## RECORDS FOR THE EXERCISE
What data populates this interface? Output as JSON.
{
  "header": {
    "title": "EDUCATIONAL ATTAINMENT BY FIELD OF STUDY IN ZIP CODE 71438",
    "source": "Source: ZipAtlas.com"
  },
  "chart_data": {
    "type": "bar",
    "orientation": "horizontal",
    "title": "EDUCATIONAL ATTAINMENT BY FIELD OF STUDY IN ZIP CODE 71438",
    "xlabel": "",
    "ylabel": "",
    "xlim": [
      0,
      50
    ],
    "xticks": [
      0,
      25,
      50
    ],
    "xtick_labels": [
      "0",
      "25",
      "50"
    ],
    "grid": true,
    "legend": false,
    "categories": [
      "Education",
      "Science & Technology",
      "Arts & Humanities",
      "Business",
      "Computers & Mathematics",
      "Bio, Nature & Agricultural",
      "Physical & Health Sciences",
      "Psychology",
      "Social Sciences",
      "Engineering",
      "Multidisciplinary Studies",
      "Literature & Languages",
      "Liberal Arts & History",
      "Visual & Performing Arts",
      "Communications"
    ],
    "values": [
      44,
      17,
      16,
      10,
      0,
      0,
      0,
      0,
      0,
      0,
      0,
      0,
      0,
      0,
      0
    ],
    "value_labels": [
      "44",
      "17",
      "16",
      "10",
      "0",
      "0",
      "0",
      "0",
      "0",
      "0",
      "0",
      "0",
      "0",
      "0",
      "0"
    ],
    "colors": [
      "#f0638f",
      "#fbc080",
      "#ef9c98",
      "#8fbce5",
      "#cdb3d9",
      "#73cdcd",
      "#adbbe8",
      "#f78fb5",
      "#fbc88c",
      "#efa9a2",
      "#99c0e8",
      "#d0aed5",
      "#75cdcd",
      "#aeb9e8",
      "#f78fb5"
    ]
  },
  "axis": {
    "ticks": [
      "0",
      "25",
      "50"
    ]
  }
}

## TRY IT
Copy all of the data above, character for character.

## RESPONSE TO THE EXERCISE
What data populates this interface? Output as JSON.
{
  "header": {
    "title": "EDUCATIONAL ATTAINMENT BY FIELD OF STUDY IN ZIP CODE 71438",
    "source": "Source: ZipAtlas.com"
  },
  "chart_data": {
    "type": "bar",
    "orientation": "horizontal",
    "title": "EDUCATIONAL ATTAINMENT BY FIELD OF STUDY IN ZIP CODE 71438",
    "xlabel": "",
    "ylabel": "",
    "xlim": [
      0,
      50
    ],
    "xticks": [
      0,
      25,
      50
    ],
    "xtick_labels": [
      "0",
      "25",
      "50"
    ],
    "grid": true,
    "legend": false,
    "categories": [
      "Education",
      "Science & Technology",
      "Arts & Humanities",
      "Business",
      "Computers & Mathematics",
      "Bio, Nature & Agricultural",
      "Physical & Health Sciences",
      "Psychology",
      "Social Sciences",
      "Engineering",
      "Multidisciplinary Studies",
      "Literature & Languages",
      "Liberal Arts & History",
      "Visual & Performing Arts",
      "Communications"
    ],
    "values": [
      44,
      17,
      16,
      10,
      0,
      0,
      0,
      0,
      0,
      0,
      0,
      0,
      0,
      0,
      0
    ],
    "value_labels": [
      "44",
      "17",
      "16",
      "10",
      "0",
      "0",
      "0",
      "0",
      "0",
      "0",
      "0",
      "0",
      "0",
      "0",
      "0"
    ],
    "colors": [
      "#f0638f",
      "#fbc080",
      "#ef9c98",
      "#8fbce5",
      "#cdb3d9",
      "#73cdcd",
      "#adbbe8",
      "#f78fb5",
      "#fbc88c",
      "#efa9a2",
      "#99c0e8",
      "#d0aed5",
      "#75cdcd",
      "#aeb9e8",
      "#f78fb5"
    ]
  },
  "axis": {
    "ticks": [
      "0",
      "25",
      "50"
    ]
  }
}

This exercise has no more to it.